Like the ugly creatures they are named after, they exhibit no redeeming
characteristics, and as such, they are recognized as a lower form of life
on the net, as in, "Oh, ignore him, he's just a troll." Compare kook.
3. [Berkeley] Computer lab monitor. A popular campus job for CS students.
Duties include helping newbies and ensuring that lab policies are followed.
Probably so-called because it involves lurking in dark cavelike corners.
Some people claim that the troll (sense 1) is properly a narrower category
bait, that a troll is categorized by containing some assertion
that is wrong but not overtly controversial. See also Troll-O-Meter.
The use of `troll' in either sense is a live metaphor that readily produces
elaborations and combining forms. For example, one not infrequently sees
the warning "Do not feed the troll" as part of a followup to troll postings.
Now, having defined the term, it becomes much easier to detect and figure
out what to do with them. As the venerable Jargon Dictionary points out
above, the sage counsel of every veteran is "don't feed the animals." Ignore
them. They will tire of their antics much quicker if they don't get the
responses they want. Remember, by definition, they're not here because
they take any kind of active interest in the opinions of others, least
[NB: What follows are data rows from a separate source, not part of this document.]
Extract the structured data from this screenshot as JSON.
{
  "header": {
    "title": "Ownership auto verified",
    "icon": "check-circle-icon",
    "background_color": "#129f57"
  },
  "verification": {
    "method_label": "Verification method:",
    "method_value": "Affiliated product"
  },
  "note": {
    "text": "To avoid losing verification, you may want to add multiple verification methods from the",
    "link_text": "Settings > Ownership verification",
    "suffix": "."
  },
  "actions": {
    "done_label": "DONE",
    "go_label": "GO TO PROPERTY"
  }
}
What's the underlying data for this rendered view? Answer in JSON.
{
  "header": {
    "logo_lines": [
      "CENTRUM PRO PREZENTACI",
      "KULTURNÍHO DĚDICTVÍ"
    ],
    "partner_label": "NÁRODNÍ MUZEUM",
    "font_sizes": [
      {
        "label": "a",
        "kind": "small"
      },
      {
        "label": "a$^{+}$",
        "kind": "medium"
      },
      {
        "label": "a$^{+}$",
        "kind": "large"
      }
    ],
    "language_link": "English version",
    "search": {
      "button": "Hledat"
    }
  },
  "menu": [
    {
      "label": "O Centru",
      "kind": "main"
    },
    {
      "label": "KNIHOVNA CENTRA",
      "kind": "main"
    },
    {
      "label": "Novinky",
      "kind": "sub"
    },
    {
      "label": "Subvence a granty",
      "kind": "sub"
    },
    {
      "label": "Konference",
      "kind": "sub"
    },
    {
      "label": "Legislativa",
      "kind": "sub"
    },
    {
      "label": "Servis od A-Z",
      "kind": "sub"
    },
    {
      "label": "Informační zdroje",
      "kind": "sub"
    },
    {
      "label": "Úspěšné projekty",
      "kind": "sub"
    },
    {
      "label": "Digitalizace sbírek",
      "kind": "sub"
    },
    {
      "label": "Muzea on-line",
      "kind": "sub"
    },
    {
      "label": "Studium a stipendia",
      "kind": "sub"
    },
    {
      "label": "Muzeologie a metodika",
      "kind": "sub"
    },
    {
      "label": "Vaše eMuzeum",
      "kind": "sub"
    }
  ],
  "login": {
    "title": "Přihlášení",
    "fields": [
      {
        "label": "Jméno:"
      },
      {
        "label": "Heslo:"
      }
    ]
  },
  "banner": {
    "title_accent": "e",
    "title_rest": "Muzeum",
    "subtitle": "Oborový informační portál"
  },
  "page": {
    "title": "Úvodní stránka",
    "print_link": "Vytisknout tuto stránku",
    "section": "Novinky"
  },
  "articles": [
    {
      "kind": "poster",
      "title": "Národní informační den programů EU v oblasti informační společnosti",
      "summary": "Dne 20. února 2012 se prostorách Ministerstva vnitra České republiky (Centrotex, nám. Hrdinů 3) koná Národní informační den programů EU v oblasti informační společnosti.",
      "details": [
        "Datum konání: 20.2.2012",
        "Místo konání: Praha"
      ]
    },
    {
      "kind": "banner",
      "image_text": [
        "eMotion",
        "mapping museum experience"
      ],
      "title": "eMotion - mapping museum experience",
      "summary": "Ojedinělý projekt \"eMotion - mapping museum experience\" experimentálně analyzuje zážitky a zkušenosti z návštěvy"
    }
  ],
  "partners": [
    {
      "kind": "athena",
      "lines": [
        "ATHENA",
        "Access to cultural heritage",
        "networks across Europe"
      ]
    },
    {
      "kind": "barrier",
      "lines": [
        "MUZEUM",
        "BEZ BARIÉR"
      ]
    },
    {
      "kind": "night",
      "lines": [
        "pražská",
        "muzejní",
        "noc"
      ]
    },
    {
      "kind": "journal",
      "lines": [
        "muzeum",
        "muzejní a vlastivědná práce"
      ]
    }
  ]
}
of all anyone here. Whether they're cops, rightwing agitators, or whatever
else, it's pointless to engage them.
What's another surefire sign of a troll? How about someone posting a
message to the newswire that
reads, "What on earth was all that protesting about? Much todo about
nothing! I never could figure it out!" Somehow, they managed to follow
the news close enough to pick up on the existence of this site, managed
to wade past the numerous detailed arguments (albeit amidst some admixture
of their own and other's incoherent diatribes), but never could figure
out what anyone was protesting?
Or how about someone posting a series of insults, repeated over and
over again, while resolutely ignoring any rational arguments. That's another
surefire sign of a troll. Obviously true trolls will not take the trouble
to read and respond to detailed arguments. They are not here to challenge
themselves with intellectual polemics.
Anyhow, you get the picture: Don't feed the trolls!
Thanks in advance,